WASHINGTON — A man who robbed a Boston bank last year while he was still on probation for a 2006 bank-robbery spree has been sentenced to nearly 6 years in prison, the U.S. Attorney’s Office in Massachusetts said Tuesday.
Philip Leo Campanirio, 53, was sentenced in federal court in Boston on Monday to 70 months for robbing a Citizens Bank last April, according to a statement from the U.S. Attorney’s Office. In 2007 he pleaded guilty to robbing three Citizens Banks four times the previous year, along with a different bank.
In addition to the prison term, U.S. District Court Judge George O’Toole on Monday sentenced Campanirio to 3 years of probation. The judge also ordered him to repay $4,680 to the bank, the statement said.
Campanirio, who has been in custody since his arrest last August, had pleaded guilty in January to one count of bank robbery.
The bank teller whom he robbed described him as a white man who was about 50 and walked with a limp — and also gave investigators a very detailed description of his attire. Bank security cameras captured images of the suspect that matched the teller’s description, according to the U.S. Attorney’s Office.
After the images and description of the suspect were shown in the media, a probation officer who was supervising Campanirio for his 2006 bank robbery convictions recognized him and contacted authorities.
In 2007 Campanirio pleaded guilty to five bank robberies and one attempted bank robbery in or near Boston. On two occasions during his 2006 robbery spree, he returned to the scene of the crime, according to published reports. After getting away with money from a Sovereign Bank, he tried to rob the same bank nine days later — but the teller recognized him and he left empty-handed.
However, he didn’t let that failure deter him. Just four days later, he robbed a Citizens Bank and returned eight days later for another haul, according to published reports.
In each robbery, he gave the teller a note and threatened to shoot but he never displayed a gun, authorities said.
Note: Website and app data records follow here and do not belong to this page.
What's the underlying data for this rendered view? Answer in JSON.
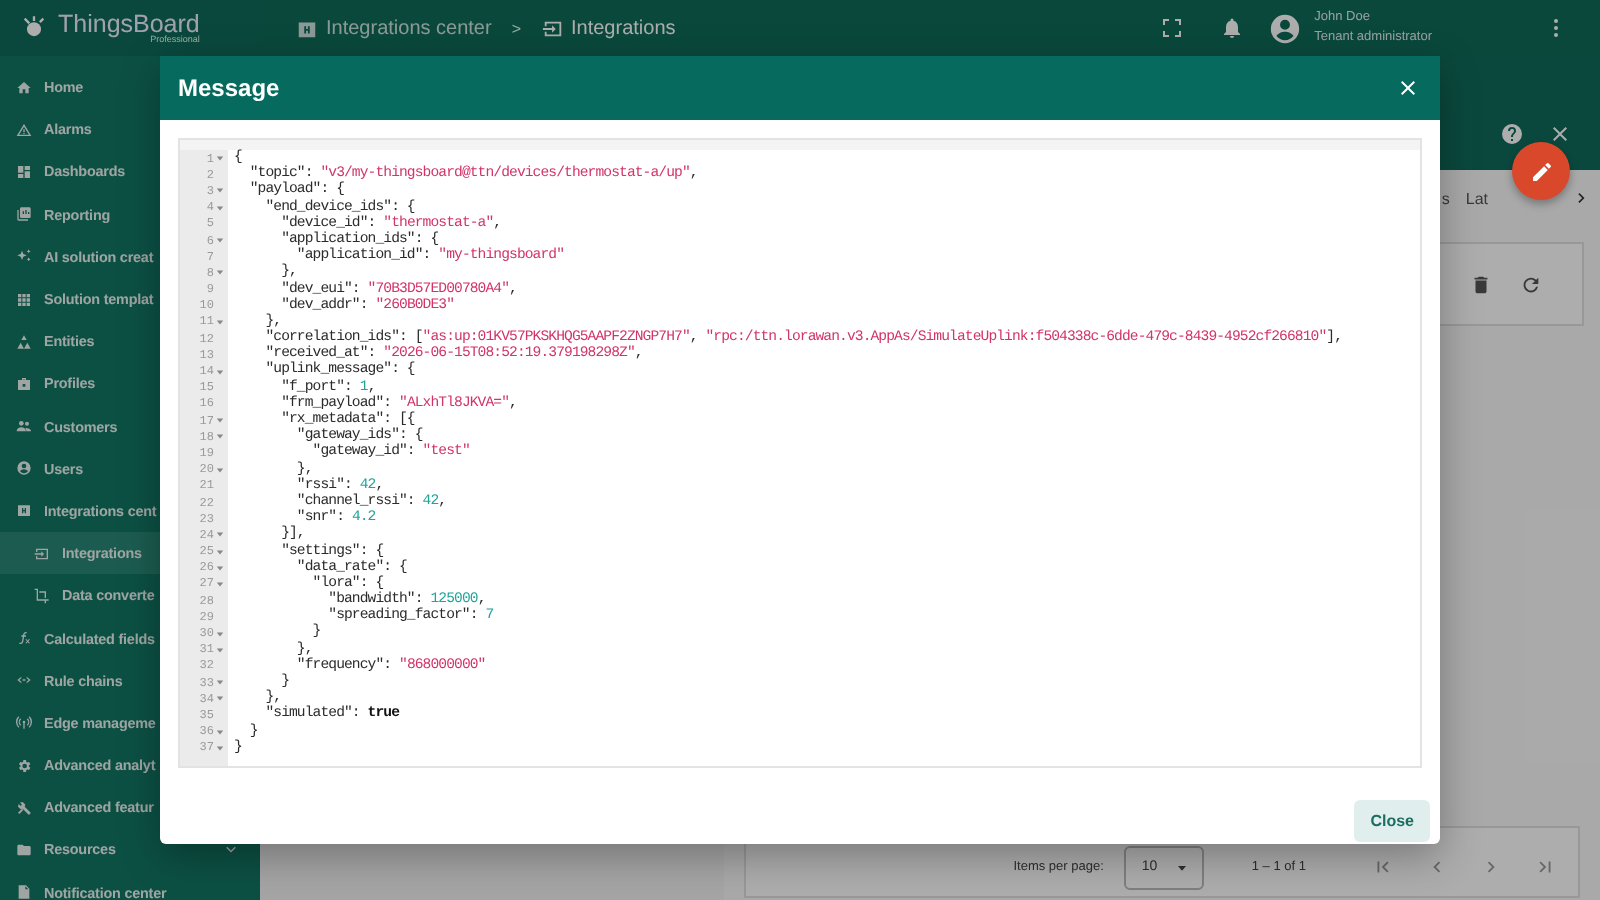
{
  "topbar": {
    "logo": {
      "name": "ThingsBoard",
      "edition": "Professional"
    },
    "separator": ">",
    "breadcrumbs": [
      {
        "label": "Integrations center",
        "selected": false
      },
      {
        "label": "Integrations",
        "selected": true
      }
    ],
    "user": {
      "name": "John Doe",
      "role": "Tenant administrator"
    }
  },
  "sidebar": {
    "items": [
      {
        "label": "Home",
        "kind": "home",
        "selected": false
      },
      {
        "label": "Alarms",
        "kind": "alarm",
        "selected": false
      },
      {
        "label": "Dashboards",
        "kind": "dashboard",
        "selected": false
      },
      {
        "label": "Reporting",
        "kind": "report",
        "selected": false
      },
      {
        "label": "AI solution creat",
        "kind": "ai",
        "selected": false
      },
      {
        "label": "Solution templat",
        "kind": "templates",
        "selected": false
      },
      {
        "label": "Entities",
        "kind": "entities",
        "selected": false
      },
      {
        "label": "Profiles",
        "kind": "profiles",
        "selected": false
      },
      {
        "label": "Customers",
        "kind": "customers",
        "selected": false
      },
      {
        "label": "Users",
        "kind": "users",
        "selected": false
      },
      {
        "label": "Integrations cent",
        "kind": "integrations_center",
        "selected": false,
        "expanded": true,
        "children": [
          {
            "label": "Integrations",
            "kind": "integrations",
            "selected": true
          },
          {
            "label": "Data converte",
            "kind": "converters",
            "selected": false
          }
        ]
      },
      {
        "label": "Calculated fields",
        "kind": "calculated",
        "selected": false
      },
      {
        "label": "Rule chains",
        "kind": "rules",
        "selected": false
      },
      {
        "label": "Edge manageme",
        "kind": "edge",
        "selected": false
      },
      {
        "label": "Advanced analyt",
        "kind": "analytics",
        "selected": false
      },
      {
        "label": "Advanced featur",
        "kind": "features",
        "selected": false
      },
      {
        "label": "Resources",
        "kind": "resources",
        "selected": false,
        "expanded": false
      },
      {
        "label": "Notification center",
        "kind": "notifications",
        "selected": false
      }
    ]
  },
  "details": {
    "tabs": [
      {
        "label": "s",
        "selected": false
      },
      {
        "label": "Lat",
        "selected": false
      }
    ]
  },
  "pagination": {
    "label": "Items per page:",
    "page_size": "10",
    "range": "1 – 1 of 1"
  },
  "dialog": {
    "title": "Message",
    "button": "Close",
    "lines": [
      {
        "number": "1",
        "fold": true,
        "tokens": [
          {
            "kind": "plain",
            "text": "{"
          }
        ]
      },
      {
        "number": "2",
        "fold": false,
        "tokens": [
          {
            "kind": "key",
            "text": "  \"topic\": "
          },
          {
            "kind": "str",
            "text": "\"v3/my-thingsboard@ttn/devices/thermostat-a/up\""
          },
          {
            "kind": "plain",
            "text": ","
          }
        ]
      },
      {
        "number": "3",
        "fold": true,
        "tokens": [
          {
            "kind": "key",
            "text": "  \"payload\": {"
          }
        ]
      },
      {
        "number": "4",
        "fold": true,
        "tokens": [
          {
            "kind": "key",
            "text": "    \"end_device_ids\": {"
          }
        ]
      },
      {
        "number": "5",
        "fold": false,
        "tokens": [
          {
            "kind": "key",
            "text": "      \"device_id\": "
          },
          {
            "kind": "str",
            "text": "\"thermostat-a\""
          },
          {
            "kind": "plain",
            "text": ","
          }
        ]
      },
      {
        "number": "6",
        "fold": true,
        "tokens": [
          {
            "kind": "key",
            "text": "      \"application_ids\": {"
          }
        ]
      },
      {
        "number": "7",
        "fold": false,
        "tokens": [
          {
            "kind": "key",
            "text": "        \"application_id\": "
          },
          {
            "kind": "str",
            "text": "\"my-thingsboard\""
          }
        ]
      },
      {
        "number": "8",
        "fold": true,
        "tokens": [
          {
            "kind": "plain",
            "text": "      },"
          }
        ]
      },
      {
        "number": "9",
        "fold": false,
        "tokens": [
          {
            "kind": "key",
            "text": "      \"dev_eui\": "
          },
          {
            "kind": "str",
            "text": "\"70B3D57ED00780A4\""
          },
          {
            "kind": "plain",
            "text": ","
          }
        ]
      },
      {
        "number": "10",
        "fold": false,
        "tokens": [
          {
            "kind": "key",
            "text": "      \"dev_addr\": "
          },
          {
            "kind": "str",
            "text": "\"260B0DE3\""
          }
        ]
      },
      {
        "number": "11",
        "fold": true,
        "tokens": [
          {
            "kind": "plain",
            "text": "    },"
          }
        ]
      },
      {
        "number": "12",
        "fold": false,
        "tokens": [
          {
            "kind": "key",
            "text": "    \"correlation_ids\": ["
          },
          {
            "kind": "str",
            "text": "\"as:up:01KV57PKSKHQG5AAPF2ZNGP7H7\""
          },
          {
            "kind": "plain",
            "text": ", "
          },
          {
            "kind": "str",
            "text": "\"rpc:/ttn.lorawan.v3.AppAs/SimulateUplink:f504338c-6dde-479c-8439-4952cf266810\""
          },
          {
            "kind": "plain",
            "text": "],"
          }
        ]
      },
      {
        "number": "13",
        "fold": false,
        "tokens": [
          {
            "kind": "key",
            "text": "    \"received_at\": "
          },
          {
            "kind": "str",
            "text": "\"2026-06-15T08:52:19.379198298Z\""
          },
          {
            "kind": "plain",
            "text": ","
          }
        ]
      },
      {
        "number": "14",
        "fold": true,
        "tokens": [
          {
            "kind": "key",
            "text": "    \"uplink_message\": {"
          }
        ]
      },
      {
        "number": "15",
        "fold": false,
        "tokens": [
          {
            "kind": "key",
            "text": "      \"f_port\": "
          },
          {
            "kind": "num",
            "text": "1"
          },
          {
            "kind": "plain",
            "text": ","
          }
        ]
      },
      {
        "number": "16",
        "fold": false,
        "tokens": [
          {
            "kind": "key",
            "text": "      \"frm_payload\": "
          },
          {
            "kind": "str",
            "text": "\"ALxhTl8JKVA=\""
          },
          {
            "kind": "plain",
            "text": ","
          }
        ]
      },
      {
        "number": "17",
        "fold": true,
        "tokens": [
          {
            "kind": "key",
            "text": "      \"rx_metadata\": [{"
          }
        ]
      },
      {
        "number": "18",
        "fold": true,
        "tokens": [
          {
            "kind": "key",
            "text": "        \"gateway_ids\": {"
          }
        ]
      },
      {
        "number": "19",
        "fold": false,
        "tokens": [
          {
            "kind": "key",
            "text": "          \"gateway_id\": "
          },
          {
            "kind": "str",
            "text": "\"test\""
          }
        ]
      },
      {
        "number": "20",
        "fold": true,
        "tokens": [
          {
            "kind": "plain",
            "text": "        },"
          }
        ]
      },
      {
        "number": "21",
        "fold": false,
        "tokens": [
          {
            "kind": "key",
            "text": "        \"rssi\": "
          },
          {
            "kind": "num",
            "text": "42"
          },
          {
            "kind": "plain",
            "text": ","
          }
        ]
      },
      {
        "number": "22",
        "fold": false,
        "tokens": [
          {
            "kind": "key",
            "text": "        \"channel_rssi\": "
          },
          {
            "kind": "num",
            "text": "42"
          },
          {
            "kind": "plain",
            "text": ","
          }
        ]
      },
      {
        "number": "23",
        "fold": false,
        "tokens": [
          {
            "kind": "key",
            "text": "        \"snr\": "
          },
          {
            "kind": "num",
            "text": "4.2"
          }
        ]
      },
      {
        "number": "24",
        "fold": true,
        "tokens": [
          {
            "kind": "plain",
            "text": "      }],"
          }
        ]
      },
      {
        "number": "25",
        "fold": true,
        "tokens": [
          {
            "kind": "key",
            "text": "      \"settings\": {"
          }
        ]
      },
      {
        "number": "26",
        "fold": true,
        "tokens": [
          {
            "kind": "key",
            "text": "        \"data_rate\": {"
          }
        ]
      },
      {
        "number": "27",
        "fold": true,
        "tokens": [
          {
            "kind": "key",
            "text": "          \"lora\": {"
          }
        ]
      },
      {
        "number": "28",
        "fold": false,
        "tokens": [
          {
            "kind": "key",
            "text": "            \"bandwidth\": "
          },
          {
            "kind": "num",
            "text": "125000"
          },
          {
            "kind": "plain",
            "text": ","
          }
        ]
      },
      {
        "number": "29",
        "fold": false,
        "tokens": [
          {
            "kind": "key",
            "text": "            \"spreading_factor\": "
          },
          {
            "kind": "num",
            "text": "7"
          }
        ]
      },
      {
        "number": "30",
        "fold": true,
        "tokens": [
          {
            "kind": "plain",
            "text": "          }"
          }
        ]
      },
      {
        "number": "31",
        "fold": true,
        "tokens": [
          {
            "kind": "plain",
            "text": "        },"
          }
        ]
      },
      {
        "number": "32",
        "fold": false,
        "tokens": [
          {
            "kind": "key",
            "text": "        \"frequency\": "
          },
          {
            "kind": "str",
            "text": "\"868000000\""
          }
        ]
      },
      {
        "number": "33",
        "fold": true,
        "tokens": [
          {
            "kind": "plain",
            "text": "      }"
          }
        ]
      },
      {
        "number": "34",
        "fold": true,
        "tokens": [
          {
            "kind": "plain",
            "text": "    },"
          }
        ]
      },
      {
        "number": "35",
        "fold": false,
        "tokens": [
          {
            "kind": "key",
            "text": "    \"simulated\": "
          },
          {
            "kind": "bool",
            "text": "true"
          }
        ]
      },
      {
        "number": "36",
        "fold": true,
        "tokens": [
          {
            "kind": "plain",
            "text": "  }"
          }
        ]
      },
      {
        "number": "37",
        "fold": true,
        "tokens": [
          {
            "kind": "plain",
            "text": "}"
          }
        ]
      }
    ]
  }
}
It is not clear how much time Campanario served for the 2006 convictions or when he was released from prison.